Every line in the data below that includes "heading" belongs in the answer, copied as it stands.

======== TASK INPUT ========

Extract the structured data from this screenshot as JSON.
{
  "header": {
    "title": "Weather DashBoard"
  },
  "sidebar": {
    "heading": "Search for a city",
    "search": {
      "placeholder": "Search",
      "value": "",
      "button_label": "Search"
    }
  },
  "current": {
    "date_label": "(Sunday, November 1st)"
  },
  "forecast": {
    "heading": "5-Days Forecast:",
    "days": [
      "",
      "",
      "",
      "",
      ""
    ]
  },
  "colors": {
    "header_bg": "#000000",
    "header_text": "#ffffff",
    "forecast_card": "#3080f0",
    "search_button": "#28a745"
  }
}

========

_ANSWER FOR THIS EXERCISE_
    "heading": "Search for a city",
    "heading": "5-Days Forecast:",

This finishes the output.